Information opens up new worlds. It helps us make new connections. And it certainly sparks ideas. But too much information also eats up our attention.
In 1971, social scientist Herbert Simon noted: “What information consumes is rather obvious: It consumes the attention of its recipients. Hence a wealth of information creates a poverty of attention.”
And that’s the opposite of what you want when you’re trying to give your ideas life. The ability to pay attention is a vital asset in helping us produce meaningful work. It gives us a competitive edge in today’s distraction-driven world.
In Manage Your Day-To-Day: Build Your Routine, Find Your Focus & Sharpen Your Creative Mind, edited by Jocelyn K. Glei, a group of authors and thought leaders share their strategies for creating amid a busy, buzzing world. Below are several tips from this valuable book.
Focus Block Method
This tip comes from Cal Newport, a professor at Georgetown University and author of So Good They Can’t Ignore You. He suggests creating focus blocks, or pre-scheduled appointments to focus on your meaningful projects.
In other words, on most days, you block off a substantial amount of time on your calendar to perform creative projects, uninterrupted. Think of focus blocks as a work meeting. It’s non-negotiable time.
So, as Newport writes, if someone tries to make an appointment with you during your focus block, you can say you’re already booked. If someone says you’re not responding to email fast enough, he says, you have a good excuse: “I was booked all morning and am just seeing this now.”
At first working for long periods of time can be tough. Newport suggests starting with small blocks of focused time, such as an hour. Then add 15 minutes to each block every two weeks. During that time, focus solely on your work – no social media or email or other distractions.
If you think online distractions will tempt you, work with pen and paper, Newport says. And try a change in scenery, such as a different room in your home or the library. (Laura Vanderkam thinks of her daily trips to the library as a mini-writing retreat.)
E.B. White has said, “Creation is in part merely the business of forgoing the great and small distractions.” Fortunately, you don’t have to eliminate all distractions. You can combat bad distractions with good ones, according to Erin Rooney Doland, editor-in-chief of the blog Unclutterer.com and author of the book Unclutter Your Life in One Week.
Positive distractions can include setting a timer for a task, or giving yourself an unrelated reward for an accomplishment, she writes. For instance, after finishing a project, you might get something to eat or drink from the break room.
A Break For Your Brain
In their research at the University of California, Drs. Kimberly Elsbach and Andrew Hargadon found individuals’ creativity was enhanced when they switched between mindful and mindless activities. That’s because switching gives your brain a break.

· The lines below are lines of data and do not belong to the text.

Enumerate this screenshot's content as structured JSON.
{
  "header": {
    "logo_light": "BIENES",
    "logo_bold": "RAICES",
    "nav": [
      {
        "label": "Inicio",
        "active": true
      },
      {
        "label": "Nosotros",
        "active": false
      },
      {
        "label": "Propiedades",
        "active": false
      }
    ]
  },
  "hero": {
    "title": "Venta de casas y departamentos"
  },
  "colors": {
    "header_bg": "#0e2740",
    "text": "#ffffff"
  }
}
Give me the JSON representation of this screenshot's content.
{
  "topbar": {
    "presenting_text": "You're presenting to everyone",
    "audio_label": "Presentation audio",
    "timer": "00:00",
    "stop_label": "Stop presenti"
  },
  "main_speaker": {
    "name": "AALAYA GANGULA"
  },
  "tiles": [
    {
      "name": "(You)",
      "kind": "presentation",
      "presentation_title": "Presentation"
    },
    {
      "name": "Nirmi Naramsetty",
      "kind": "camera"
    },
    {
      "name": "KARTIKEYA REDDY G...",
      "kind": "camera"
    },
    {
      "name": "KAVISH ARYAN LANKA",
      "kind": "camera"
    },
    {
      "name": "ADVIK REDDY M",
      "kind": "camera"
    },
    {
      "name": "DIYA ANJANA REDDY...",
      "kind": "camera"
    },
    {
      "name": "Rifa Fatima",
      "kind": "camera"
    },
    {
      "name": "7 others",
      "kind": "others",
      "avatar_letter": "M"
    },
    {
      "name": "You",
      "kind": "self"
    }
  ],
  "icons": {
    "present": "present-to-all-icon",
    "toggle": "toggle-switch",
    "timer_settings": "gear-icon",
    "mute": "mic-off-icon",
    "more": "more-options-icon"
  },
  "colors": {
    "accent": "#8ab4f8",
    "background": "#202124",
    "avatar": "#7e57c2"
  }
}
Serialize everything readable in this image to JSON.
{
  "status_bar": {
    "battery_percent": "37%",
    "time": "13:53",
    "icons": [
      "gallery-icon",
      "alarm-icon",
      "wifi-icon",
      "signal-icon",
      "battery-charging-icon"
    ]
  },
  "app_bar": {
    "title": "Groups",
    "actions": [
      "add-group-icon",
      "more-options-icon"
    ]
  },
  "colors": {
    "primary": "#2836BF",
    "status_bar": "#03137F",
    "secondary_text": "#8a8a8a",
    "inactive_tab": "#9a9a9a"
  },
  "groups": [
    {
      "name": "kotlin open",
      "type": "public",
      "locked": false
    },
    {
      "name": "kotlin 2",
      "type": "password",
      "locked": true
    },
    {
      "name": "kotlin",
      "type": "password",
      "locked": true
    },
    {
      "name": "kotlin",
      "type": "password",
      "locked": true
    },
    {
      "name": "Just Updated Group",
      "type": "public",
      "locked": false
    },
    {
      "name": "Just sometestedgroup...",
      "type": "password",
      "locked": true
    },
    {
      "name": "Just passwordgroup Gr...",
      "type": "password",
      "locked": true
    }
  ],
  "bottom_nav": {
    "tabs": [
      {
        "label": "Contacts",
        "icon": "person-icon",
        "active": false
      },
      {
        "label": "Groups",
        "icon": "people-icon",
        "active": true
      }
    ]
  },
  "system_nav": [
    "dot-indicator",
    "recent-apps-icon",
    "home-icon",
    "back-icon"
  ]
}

According to Doland, “Shifting from mindful to mindless work gives the brain time to process complex problems in a relaxed state and also restores the energy necessary for the next round of mindful work.”
The researchers identified mindless tasks as activities such as making photocopies, cleaning equipment and unpacking supplies. Mindful tasks, writes Doland, are the “core tasks of problem-solving and invention that relate to one’s job or creative pursuits.”
Inspiration doesn’t just strike. We have to work at it. Ideas might pop into our heads. But we have to work at implementing them. (As Scott Belsky, author and founder of Behance.net, writes, “My mantra has always been, ‘It’s not about ideas, it’s about making ideas happen.'”)
So it helps to have strategies on hand to deal with the distractions and noise. This way, you can focus on what’s really important: executing your ideas.